The research, commissioned by The Big Lunch, also shows that a third of weekday evening meals are eaten in isolation, and the average adult eats 10 meals out of 21 alone every week.
Busy lives and hectic work schedules are the main causes of this solitary dining trend. Yet the study also shows that the more often people eat with others, the more likely they are to be satisfied with their life and feel happy.
More than two thirds (69 per cent) of those questioned had never shared a meal with any of their neighbours, 37 per cent had never eaten with a community group, while a fifth of people said it had been over six months since they had shared a meal with their parents.
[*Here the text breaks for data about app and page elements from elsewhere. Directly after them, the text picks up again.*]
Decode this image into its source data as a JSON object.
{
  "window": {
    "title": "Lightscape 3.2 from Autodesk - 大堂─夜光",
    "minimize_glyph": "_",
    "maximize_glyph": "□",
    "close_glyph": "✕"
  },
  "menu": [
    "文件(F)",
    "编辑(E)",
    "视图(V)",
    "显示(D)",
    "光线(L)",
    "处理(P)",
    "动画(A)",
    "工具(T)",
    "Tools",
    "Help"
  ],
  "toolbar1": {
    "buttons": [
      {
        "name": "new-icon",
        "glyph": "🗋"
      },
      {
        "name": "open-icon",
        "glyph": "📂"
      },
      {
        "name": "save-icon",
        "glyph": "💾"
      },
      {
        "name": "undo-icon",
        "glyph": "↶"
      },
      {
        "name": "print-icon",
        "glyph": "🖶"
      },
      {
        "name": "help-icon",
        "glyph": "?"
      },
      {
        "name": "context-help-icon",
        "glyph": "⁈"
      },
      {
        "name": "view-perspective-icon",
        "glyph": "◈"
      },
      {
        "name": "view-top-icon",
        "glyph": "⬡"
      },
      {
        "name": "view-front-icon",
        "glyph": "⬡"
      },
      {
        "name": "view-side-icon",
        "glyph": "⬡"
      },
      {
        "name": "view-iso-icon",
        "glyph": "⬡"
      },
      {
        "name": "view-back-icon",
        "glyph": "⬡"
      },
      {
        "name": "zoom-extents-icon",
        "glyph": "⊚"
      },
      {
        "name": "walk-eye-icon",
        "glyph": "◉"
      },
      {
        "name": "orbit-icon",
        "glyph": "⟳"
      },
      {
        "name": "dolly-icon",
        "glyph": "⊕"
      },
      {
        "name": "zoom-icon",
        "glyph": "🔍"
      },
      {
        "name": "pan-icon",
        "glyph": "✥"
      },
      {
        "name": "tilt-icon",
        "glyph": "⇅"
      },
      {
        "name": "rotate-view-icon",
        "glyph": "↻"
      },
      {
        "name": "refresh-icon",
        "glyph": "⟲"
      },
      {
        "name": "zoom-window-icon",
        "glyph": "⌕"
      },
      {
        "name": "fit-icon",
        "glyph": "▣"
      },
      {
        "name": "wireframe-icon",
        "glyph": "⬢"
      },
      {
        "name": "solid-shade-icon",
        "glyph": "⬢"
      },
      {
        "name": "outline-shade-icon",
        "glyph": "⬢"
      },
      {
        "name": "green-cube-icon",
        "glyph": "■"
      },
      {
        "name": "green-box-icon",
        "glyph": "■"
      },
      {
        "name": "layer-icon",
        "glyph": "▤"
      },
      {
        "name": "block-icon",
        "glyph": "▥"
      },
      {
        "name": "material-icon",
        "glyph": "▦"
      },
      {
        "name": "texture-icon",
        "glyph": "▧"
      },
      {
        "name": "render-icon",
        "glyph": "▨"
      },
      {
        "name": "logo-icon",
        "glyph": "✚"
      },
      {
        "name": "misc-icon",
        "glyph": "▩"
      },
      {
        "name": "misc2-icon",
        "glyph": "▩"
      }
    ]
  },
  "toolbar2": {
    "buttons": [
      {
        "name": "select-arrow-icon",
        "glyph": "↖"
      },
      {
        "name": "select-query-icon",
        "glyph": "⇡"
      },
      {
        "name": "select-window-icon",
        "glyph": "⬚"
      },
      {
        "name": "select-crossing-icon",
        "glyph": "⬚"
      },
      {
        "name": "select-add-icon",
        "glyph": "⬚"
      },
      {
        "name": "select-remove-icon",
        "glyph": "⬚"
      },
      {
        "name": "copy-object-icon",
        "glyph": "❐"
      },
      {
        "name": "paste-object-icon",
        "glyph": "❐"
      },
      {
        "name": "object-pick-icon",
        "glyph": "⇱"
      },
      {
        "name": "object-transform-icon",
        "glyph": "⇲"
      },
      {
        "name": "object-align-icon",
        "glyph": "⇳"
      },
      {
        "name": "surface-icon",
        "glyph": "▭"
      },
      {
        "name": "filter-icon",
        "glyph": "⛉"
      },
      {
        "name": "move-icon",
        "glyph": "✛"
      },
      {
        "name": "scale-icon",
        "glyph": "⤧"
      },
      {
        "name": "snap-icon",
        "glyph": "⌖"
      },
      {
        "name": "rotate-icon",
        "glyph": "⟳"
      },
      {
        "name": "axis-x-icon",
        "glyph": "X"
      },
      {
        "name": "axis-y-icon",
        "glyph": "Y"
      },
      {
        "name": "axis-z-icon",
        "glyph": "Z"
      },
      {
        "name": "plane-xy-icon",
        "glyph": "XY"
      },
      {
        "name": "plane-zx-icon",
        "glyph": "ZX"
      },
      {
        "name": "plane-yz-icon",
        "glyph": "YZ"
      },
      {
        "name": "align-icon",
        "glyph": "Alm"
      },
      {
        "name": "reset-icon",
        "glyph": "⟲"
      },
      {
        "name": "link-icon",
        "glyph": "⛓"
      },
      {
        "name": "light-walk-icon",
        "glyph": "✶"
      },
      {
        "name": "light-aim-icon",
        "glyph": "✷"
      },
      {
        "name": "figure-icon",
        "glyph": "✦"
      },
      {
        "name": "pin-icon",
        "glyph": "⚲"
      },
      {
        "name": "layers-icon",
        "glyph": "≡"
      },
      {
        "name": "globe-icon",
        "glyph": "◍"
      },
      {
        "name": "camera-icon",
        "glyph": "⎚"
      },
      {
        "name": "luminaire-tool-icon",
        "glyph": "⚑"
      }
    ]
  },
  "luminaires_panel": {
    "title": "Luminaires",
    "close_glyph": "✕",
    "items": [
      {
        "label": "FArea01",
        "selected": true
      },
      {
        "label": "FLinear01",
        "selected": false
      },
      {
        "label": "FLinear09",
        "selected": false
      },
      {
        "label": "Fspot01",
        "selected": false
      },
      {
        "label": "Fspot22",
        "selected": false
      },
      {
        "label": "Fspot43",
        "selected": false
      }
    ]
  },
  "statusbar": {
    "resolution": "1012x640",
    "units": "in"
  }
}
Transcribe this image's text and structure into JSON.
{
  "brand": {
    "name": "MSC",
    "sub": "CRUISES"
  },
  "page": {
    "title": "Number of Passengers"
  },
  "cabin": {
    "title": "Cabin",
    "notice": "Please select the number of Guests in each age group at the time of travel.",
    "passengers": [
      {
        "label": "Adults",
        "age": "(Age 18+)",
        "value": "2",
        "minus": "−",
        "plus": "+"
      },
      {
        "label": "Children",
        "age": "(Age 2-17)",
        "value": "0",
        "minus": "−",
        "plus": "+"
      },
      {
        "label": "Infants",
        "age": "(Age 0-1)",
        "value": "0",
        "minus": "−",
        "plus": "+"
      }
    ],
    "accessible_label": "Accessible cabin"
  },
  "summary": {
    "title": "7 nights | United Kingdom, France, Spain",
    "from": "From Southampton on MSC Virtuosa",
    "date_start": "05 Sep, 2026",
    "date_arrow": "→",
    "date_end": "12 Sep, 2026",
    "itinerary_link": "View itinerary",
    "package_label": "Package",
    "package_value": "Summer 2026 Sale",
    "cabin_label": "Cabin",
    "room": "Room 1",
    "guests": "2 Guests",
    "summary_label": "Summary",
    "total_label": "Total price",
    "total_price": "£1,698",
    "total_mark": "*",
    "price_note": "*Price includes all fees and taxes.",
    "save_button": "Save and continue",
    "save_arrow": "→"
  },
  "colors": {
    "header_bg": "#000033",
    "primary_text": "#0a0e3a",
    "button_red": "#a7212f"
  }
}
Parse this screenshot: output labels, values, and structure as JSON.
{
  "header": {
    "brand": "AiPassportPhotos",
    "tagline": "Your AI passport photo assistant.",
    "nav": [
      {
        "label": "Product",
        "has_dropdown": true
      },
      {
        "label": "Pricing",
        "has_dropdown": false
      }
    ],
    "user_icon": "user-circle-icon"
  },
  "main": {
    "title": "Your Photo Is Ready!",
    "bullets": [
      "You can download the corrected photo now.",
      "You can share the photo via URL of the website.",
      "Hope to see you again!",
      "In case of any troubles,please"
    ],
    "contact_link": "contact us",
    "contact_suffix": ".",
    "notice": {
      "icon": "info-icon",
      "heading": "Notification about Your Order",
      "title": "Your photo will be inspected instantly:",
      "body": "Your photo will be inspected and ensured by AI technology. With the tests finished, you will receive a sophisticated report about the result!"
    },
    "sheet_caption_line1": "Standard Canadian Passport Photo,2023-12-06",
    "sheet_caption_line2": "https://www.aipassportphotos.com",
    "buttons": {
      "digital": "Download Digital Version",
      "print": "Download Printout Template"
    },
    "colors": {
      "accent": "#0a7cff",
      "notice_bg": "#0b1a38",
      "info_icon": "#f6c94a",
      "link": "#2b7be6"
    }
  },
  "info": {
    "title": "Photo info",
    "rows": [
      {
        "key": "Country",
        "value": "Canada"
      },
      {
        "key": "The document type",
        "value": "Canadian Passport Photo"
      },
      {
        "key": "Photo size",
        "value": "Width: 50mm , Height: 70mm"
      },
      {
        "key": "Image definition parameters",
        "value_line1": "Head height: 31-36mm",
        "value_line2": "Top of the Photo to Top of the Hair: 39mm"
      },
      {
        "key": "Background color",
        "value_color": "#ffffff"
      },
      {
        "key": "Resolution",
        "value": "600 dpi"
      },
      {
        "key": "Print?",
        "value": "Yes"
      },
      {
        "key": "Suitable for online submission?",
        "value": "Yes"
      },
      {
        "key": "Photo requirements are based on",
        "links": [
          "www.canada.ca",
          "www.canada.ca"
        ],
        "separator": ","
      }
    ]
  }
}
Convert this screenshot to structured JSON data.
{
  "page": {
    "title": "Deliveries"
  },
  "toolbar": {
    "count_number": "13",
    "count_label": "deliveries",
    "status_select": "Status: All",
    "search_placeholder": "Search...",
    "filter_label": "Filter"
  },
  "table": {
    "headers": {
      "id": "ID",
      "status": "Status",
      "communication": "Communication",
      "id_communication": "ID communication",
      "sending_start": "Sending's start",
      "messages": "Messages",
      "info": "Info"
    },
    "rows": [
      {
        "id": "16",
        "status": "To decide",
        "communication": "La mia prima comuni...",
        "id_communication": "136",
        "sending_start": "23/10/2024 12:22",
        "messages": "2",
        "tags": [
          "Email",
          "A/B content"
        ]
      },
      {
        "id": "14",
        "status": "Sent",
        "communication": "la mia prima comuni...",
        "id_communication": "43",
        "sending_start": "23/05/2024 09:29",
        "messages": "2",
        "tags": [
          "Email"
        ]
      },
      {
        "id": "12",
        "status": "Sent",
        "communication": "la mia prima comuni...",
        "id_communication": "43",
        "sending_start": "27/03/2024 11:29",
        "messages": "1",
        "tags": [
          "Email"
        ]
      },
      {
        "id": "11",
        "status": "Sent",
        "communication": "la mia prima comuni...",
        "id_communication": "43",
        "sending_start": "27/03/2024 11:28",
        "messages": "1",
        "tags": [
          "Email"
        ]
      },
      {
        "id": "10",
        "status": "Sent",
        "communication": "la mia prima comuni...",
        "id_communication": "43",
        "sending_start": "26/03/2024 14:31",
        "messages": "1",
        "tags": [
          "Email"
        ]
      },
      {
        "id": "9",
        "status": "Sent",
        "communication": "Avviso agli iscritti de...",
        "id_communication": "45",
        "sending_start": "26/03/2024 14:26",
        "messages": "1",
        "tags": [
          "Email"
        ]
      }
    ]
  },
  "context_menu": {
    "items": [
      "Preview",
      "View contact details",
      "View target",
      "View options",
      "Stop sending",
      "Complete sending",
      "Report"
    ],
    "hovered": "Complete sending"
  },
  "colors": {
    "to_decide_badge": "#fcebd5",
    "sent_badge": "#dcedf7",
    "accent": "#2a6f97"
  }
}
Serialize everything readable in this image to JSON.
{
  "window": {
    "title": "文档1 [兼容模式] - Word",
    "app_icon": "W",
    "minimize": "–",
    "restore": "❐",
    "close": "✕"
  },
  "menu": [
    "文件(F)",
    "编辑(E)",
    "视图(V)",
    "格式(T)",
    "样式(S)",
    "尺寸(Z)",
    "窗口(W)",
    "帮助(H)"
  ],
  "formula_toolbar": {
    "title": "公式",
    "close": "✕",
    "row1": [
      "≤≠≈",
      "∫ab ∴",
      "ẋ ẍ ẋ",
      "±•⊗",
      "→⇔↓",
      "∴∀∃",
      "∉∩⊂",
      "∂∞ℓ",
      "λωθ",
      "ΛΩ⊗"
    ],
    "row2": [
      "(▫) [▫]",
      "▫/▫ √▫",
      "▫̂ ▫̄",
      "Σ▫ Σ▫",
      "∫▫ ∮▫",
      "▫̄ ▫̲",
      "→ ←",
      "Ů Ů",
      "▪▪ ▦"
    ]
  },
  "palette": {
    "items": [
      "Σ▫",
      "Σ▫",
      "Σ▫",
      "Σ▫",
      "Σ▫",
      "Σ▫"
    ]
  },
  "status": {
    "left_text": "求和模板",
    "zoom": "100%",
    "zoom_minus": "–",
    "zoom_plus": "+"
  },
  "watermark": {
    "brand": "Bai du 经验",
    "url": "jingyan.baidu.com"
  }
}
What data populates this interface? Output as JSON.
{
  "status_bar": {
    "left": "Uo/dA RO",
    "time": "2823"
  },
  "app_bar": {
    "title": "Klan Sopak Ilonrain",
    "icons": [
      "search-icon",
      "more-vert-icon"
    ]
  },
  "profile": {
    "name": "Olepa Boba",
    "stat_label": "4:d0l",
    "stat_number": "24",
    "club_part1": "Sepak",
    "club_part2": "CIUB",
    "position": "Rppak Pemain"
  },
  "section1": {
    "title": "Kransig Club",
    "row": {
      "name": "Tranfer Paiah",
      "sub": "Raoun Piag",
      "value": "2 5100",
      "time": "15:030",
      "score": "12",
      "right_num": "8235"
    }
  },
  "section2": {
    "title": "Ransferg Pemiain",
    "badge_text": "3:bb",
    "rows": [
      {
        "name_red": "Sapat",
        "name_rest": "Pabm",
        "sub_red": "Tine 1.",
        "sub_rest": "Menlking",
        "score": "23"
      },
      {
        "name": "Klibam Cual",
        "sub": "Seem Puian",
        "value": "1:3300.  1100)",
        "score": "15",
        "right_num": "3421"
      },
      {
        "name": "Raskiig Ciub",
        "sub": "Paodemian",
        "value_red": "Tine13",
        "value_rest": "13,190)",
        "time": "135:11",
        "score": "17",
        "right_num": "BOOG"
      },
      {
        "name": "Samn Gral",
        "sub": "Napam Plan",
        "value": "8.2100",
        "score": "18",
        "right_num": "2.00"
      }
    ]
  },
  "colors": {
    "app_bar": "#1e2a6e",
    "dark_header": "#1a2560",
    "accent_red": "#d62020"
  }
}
More than half the workers questioned rarely or never eat lunch with their colleagues, with a large workload the most common obstacle to the communal work lunch. The average weekday lunch is wolfed down in just 12 minutes.
The study also revealed that, although 57 per cent regularly eat an evening meal with other people during the week, nearly a fifth said this was a rare occurrence. This is in spite of the majority of respondents claiming that eating with others made them feel closer to each other.
Little wonder then that two thirds of us admit there are certain people in our lives that we know we should make the effort to spend more time with.
One in eight of those questioned said it had been more than six months since they’d shared a lunch with friends or family – either at their home or in a café, pub or restaurant. And a fifth of those questioned hadn’t eaten an evening meal out with a good friend or family member for more than six months.
Even when living with others, the opportunity to sit down together and enjoy a meal can be rare – 21 per cent said their routine means they eat their evening meal at a different time to others in their household.
Those over age 55 are most likely to eat alone – one in four in this age group said an evening meal with others wasn’t a usual occurrence.
The Big Lunch – an idea from the Eden Project made possible by the Big Lottery Fund – worked with Oxford University Professor of Psychology, Robin Dunbar, on the study, which aims to shine a light on the UK’s mealtimes and how often we eat with others.
Professor Dunbar commented:
“The act of eating together triggers the endorphin system in the brain and endorphins play an important role in social bonding in humans. Taking the time to sit down together over a meal helps create social networks that in turn have profound effects on our physical and mental health, our happiness and wellbeing, and even our sense of purpose in life. But this study shows that, in the UK, we are becoming less socially engaged, with almost 50 per cent of meals eaten alone each week. 70 per cent of those questioned said they did not feel especially engaged with their local community, yet eating together did result in people feeling emotionally closer to each other. In these increasingly fraught times, when community cohesion is ever more important, making time for and joining in communal meals is perhaps the single most important thing we can do – both for our own health and wellbeing and for that of the wider community.”
Peter Stewart of The Big Lunch commented:
“The Big Lunch wanted to examine how often people eat with others. The amount of solitary meals eaten each week is shocking, especially as the study shows that sharing food helps feelings of closeness and friendship. The Big Lunch is about bringing people together to have lunch – to make new friends, share stories, to have fun, and form bonds that last. For most people in the UK, a network of potential friends exists right on the doorstep. An act as simple as joining us on Sunday June 12 to share a meal can bring boundless joy.”